In Agile software development methodologies, we usually work closely with a client in order to define what the desired product will do for them.  That is, we spend some time in requirements definition early in the project (usually before the contract is written), although these requirements will be refined and expanded as the project evolves.  

From the client’s standpoint, they will be telling you what they want the software to do in specific situations and for particular groups of users.  They will be talking about functions that they want or a particular interface appearance. What they want it to do and how it will look. 

From the software developer’s standpoint, these are often called User Stories and are turned into specific features that will drive our behavior driven design process.  These can be formally entered into agile project management software products and used to calculate metrics for the project, generate project milestones, and create acceptance tests.

In Class Work

You will be roleplaying in pairs in order to complete this assignment.  Your job is to get some experience in talking to a (pretend) client, asking questions to elicit the components of a User Story and to get a clear picture of what the client wants so that you can document it in sufficient detail that you could program it. 

You will be (randomly) assigned a partner for a role playing exercise in which you and your partner will take turns being the client and being the software developer. 

When you are playing the client:

  1. Think of a piece of software that you would like to create or enhance. It could be your individual project.
  2. Think of two or three features that you would like to add or change and be prepared to describe them to your developer
  3. Think about what role you would be playing in relationship to the software you imagine.  Are you an administrator of a non-profit that needs to recruit volunteers? Are you a business person trying to sell a product online?  Who are you?
  4. Don’t make it too easy on the developer.  Try to describe these features in natural language from a layperson’s point of view.  (But don’t be impossible either.)

When you are playing the developer:

  1. Try to be conversational, as much as possible in a role playing exercise.  Ask questions and practice active listening techniques while you take notes. 
  2. Get enough detail so that you could write up a couple of User Stories that include:
    1. Their relationship to the software “As a movie fan …..”
    2. So they can accomplish what goal?
    3. What action do they want to take?
  3. Be prepared to make sketches or take notes on paper or notecards

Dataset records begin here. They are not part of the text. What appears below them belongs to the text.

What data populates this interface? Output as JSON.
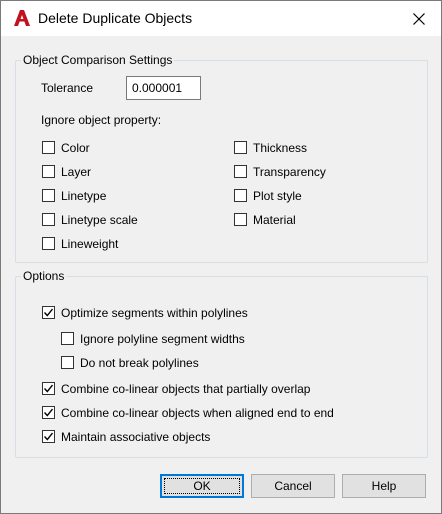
{
  "window": {
    "title": "Delete Duplicate Objects",
    "app_icon": "autocad-a-icon",
    "close_icon": "close-x-icon"
  },
  "comparison": {
    "group_label": "Object Comparison Settings",
    "tolerance_label": "Tolerance",
    "tolerance_value": "0.000001",
    "ignore_label": "Ignore object property:",
    "properties_left": [
      {
        "label": "Color",
        "checked": false
      },
      {
        "label": "Layer",
        "checked": false
      },
      {
        "label": "Linetype",
        "checked": false
      },
      {
        "label": "Linetype scale",
        "checked": false
      },
      {
        "label": "Lineweight",
        "checked": false
      }
    ],
    "properties_right": [
      {
        "label": "Thickness",
        "checked": false
      },
      {
        "label": "Transparency",
        "checked": false
      },
      {
        "label": "Plot style",
        "checked": false
      },
      {
        "label": "Material",
        "checked": false
      }
    ]
  },
  "options": {
    "group_label": "Options",
    "optimize": {
      "label": "Optimize segments within polylines",
      "checked": true
    },
    "ignore_widths": {
      "label": "Ignore polyline segment widths",
      "checked": false
    },
    "no_break": {
      "label": "Do not break polylines",
      "checked": false
    },
    "partial_overlap": {
      "label": "Combine co-linear objects that partially overlap",
      "checked": true
    },
    "end_to_end": {
      "label": "Combine co-linear objects when aligned end to end",
      "checked": true
    },
    "associative": {
      "label": "Maintain associative objects",
      "checked": true
    }
  },
  "buttons": {
    "ok": "OK",
    "cancel": "Cancel",
    "help": "Help"
  },
  "colors": {
    "accent": "#0078d7",
    "autocad_red": "#c1121f"
  }
}
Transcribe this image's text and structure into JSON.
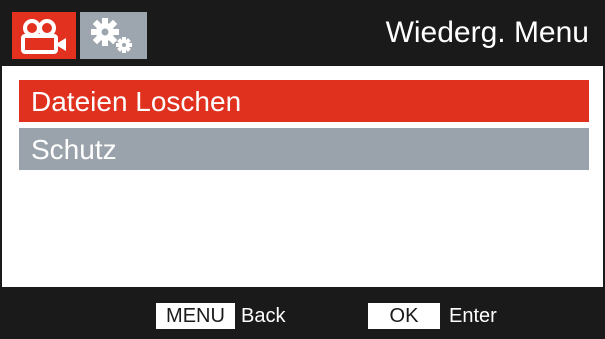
{
  "colors": {
    "bar_background": "#1a1a1a",
    "accent_red": "#e2321f",
    "inactive_gray": "#9da6ae",
    "text_white": "#ffffff"
  },
  "header": {
    "tabs": [
      {
        "icon": "video-camera-icon",
        "selected": true
      },
      {
        "icon": "gears-icon",
        "selected": false
      }
    ],
    "title": "Wiederg. Menu"
  },
  "menu": {
    "items": [
      {
        "label": "Dateien Loschen",
        "selected": true
      },
      {
        "label": "Schutz",
        "selected": false
      }
    ]
  },
  "footer": {
    "back_key": "MENU",
    "back_label": "Back",
    "enter_key": "OK",
    "enter_label": "Enter"
  }
}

What to Submit

Create a document that includes:

  1. Your name and that of your partner
  2. At least three user stories (see above format) that are detailed enough that you could code up these features. If you drew pictures/sketches of a user interface, please scan the image or take a picture of it (those phones are actually useful for school work!!) to include in the document.
  3. What active listening techniques did you try to use while talking to your “client”? Did you feel that this enhanced the conversation? Why or why not?

Upload this document into PioneerWeb.

Scoring (Rubric) (10 points possible)

  1. Roleplayed the developer
  2. Roleplayed the client
  3. Captured at least 3 user stories
  4. 3+ Point Of Views
  5. 3+ “so that ….” statements
  6. Context of what the project would do overall or what problem it is trying to solve
  7. Detailed enough that the user stories could be broken down into tasks
  8. Describes active listening techniques used
  9. Did the active listening techniques enhance the interview??
  10. Why or why not?
  11. Sketch of UI or components of the app desired (extra credit)
The views and opinions expressed on individual web pages are strictly those of their authors and are not official statements of Grinnell College. Copyright Statement.